Exercise requirements: Looking at the records below, count how many lines contain the string "error". Give that number alone.

Exercise materials:

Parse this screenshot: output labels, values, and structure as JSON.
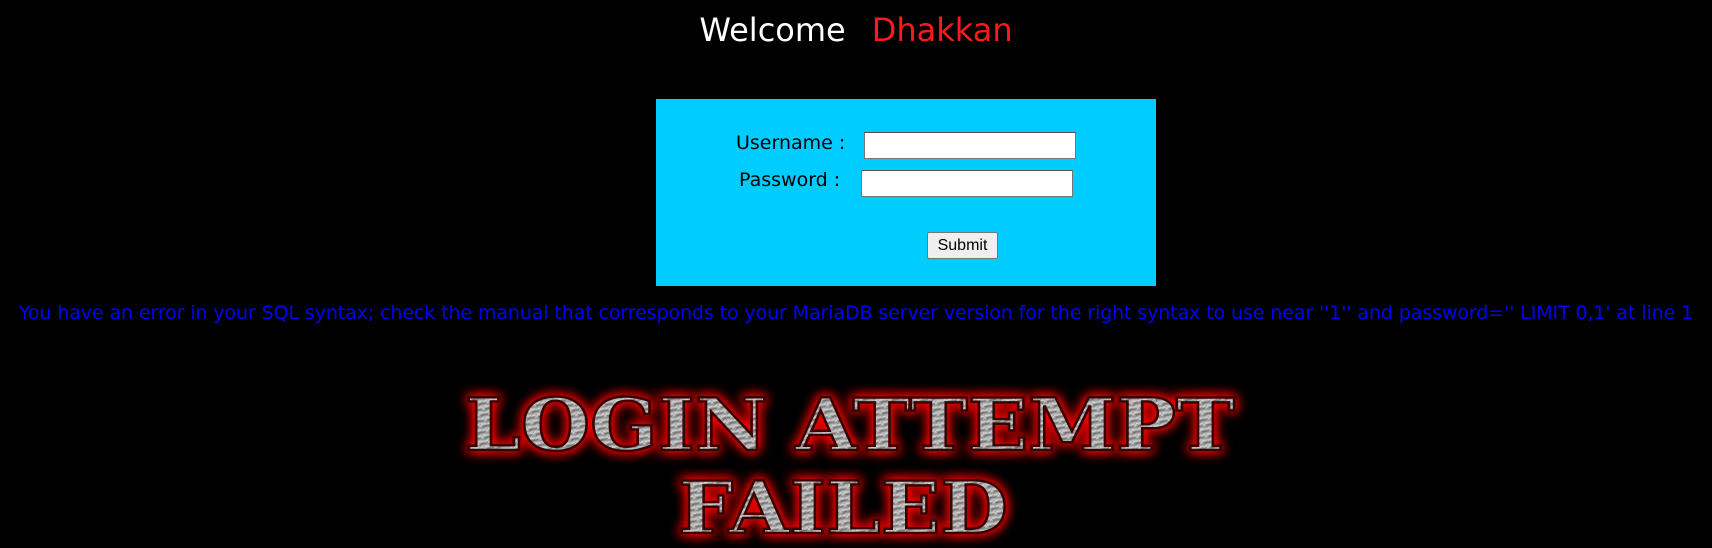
{
  "header": {
    "welcome_label": "Welcome",
    "user_name": "Dhakkan"
  },
  "login_form": {
    "username_label": "Username :",
    "password_label": "Password :",
    "username_value": "",
    "password_value": "",
    "submit_label": "Submit",
    "background_color": "#00ccff"
  },
  "error": {
    "message": "You have an error in your SQL syntax; check the manual that corresponds to your MariaDB server version for the right syntax to use near ''1'' and password='' LIMIT 0,1' at line 1",
    "color": "#0000ff"
  },
  "banner": {
    "line1": "LOGIN ATTEMPT",
    "line2": "FAILED",
    "glow_color": "#ff0000"
  }
}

Solution for this problem: 2